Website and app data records
════════════════════
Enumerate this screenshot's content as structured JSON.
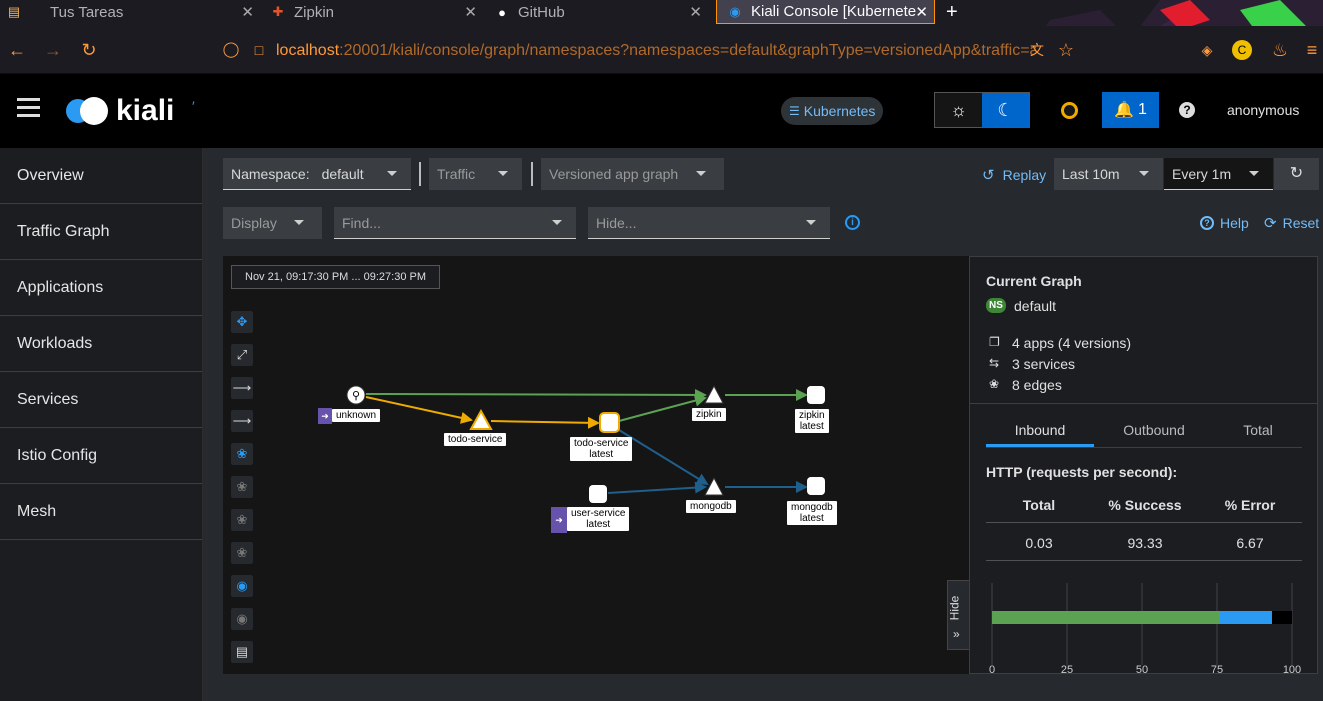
{
  "browser": {
    "tabs": [
      {
        "title": "Tus Tareas",
        "icon": "folder-icon"
      },
      {
        "title": "Zipkin",
        "icon": "zipkin-icon"
      },
      {
        "title": "GitHub",
        "icon": "github-icon"
      },
      {
        "title": "Kiali Console [Kubernete",
        "icon": "kiali-icon"
      }
    ],
    "url_host": "localhost",
    "url_rest": ":20001/kiali/console/graph/namespaces?namespaces=default&graphType=versionedApp&traffic=a"
  },
  "header": {
    "brand": "kiali",
    "cluster_badge": "Kubernetes",
    "notifications_count": "1",
    "user": "anonymous"
  },
  "sidebar": {
    "items": [
      {
        "label": "Overview"
      },
      {
        "label": "Traffic Graph"
      },
      {
        "label": "Applications"
      },
      {
        "label": "Workloads"
      },
      {
        "label": "Services"
      },
      {
        "label": "Istio Config"
      },
      {
        "label": "Mesh"
      }
    ]
  },
  "toolbar": {
    "namespace_label": "Namespace:",
    "namespace_value": "default",
    "traffic_label": "Traffic",
    "graph_type": "Versioned app graph",
    "replay_label": "Replay",
    "duration": "Last 10m",
    "refresh": "Every 1m",
    "display_label": "Display",
    "find_placeholder": "Find...",
    "hide_placeholder": "Hide...",
    "help_label": "Help",
    "reset_label": "Reset"
  },
  "graph": {
    "time_range": "Nov 21, 09:17:30 PM ... 09:27:30 PM",
    "nodes": [
      {
        "label": "unknown"
      },
      {
        "label": "todo-service"
      },
      {
        "label_line1": "todo-service",
        "label_line2": "latest"
      },
      {
        "label": "zipkin"
      },
      {
        "label_line1": "zipkin",
        "label_line2": "latest"
      },
      {
        "label_line1": "user-service",
        "label_line2": "latest"
      },
      {
        "label": "mongodb"
      },
      {
        "label_line1": "mongodb",
        "label_line2": "latest"
      }
    ],
    "hide_label": "Hide"
  },
  "panel": {
    "title": "Current Graph",
    "ns_badge": "NS",
    "namespace": "default",
    "apps": "4 apps (4 versions)",
    "services": "3 services",
    "edges": "8 edges",
    "tabs": [
      "Inbound",
      "Outbound",
      "Total"
    ],
    "http_title": "HTTP (requests per second):",
    "table_headers": [
      "Total",
      "% Success",
      "% Error"
    ],
    "table_values": [
      "0.03",
      "93.33",
      "6.67"
    ],
    "bar": {
      "success_pct": 93.33,
      "error_pct": 6.67,
      "colors": {
        "ok": "#5ba352",
        "info": "#2b9af3",
        "error": "#000000"
      }
    },
    "axis_ticks": [
      "0",
      "25",
      "50",
      "75",
      "100"
    ]
  },
  "colors": {
    "accent": "#2b9af3",
    "brand_blue": "#0066cc",
    "edge_orange": "#f0ab00",
    "edge_green": "#5ba352",
    "edge_blue": "#1f5f8b",
    "app_purple": "#6753ac"
  }
}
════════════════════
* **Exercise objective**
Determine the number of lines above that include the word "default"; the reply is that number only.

* **Expected answer**
3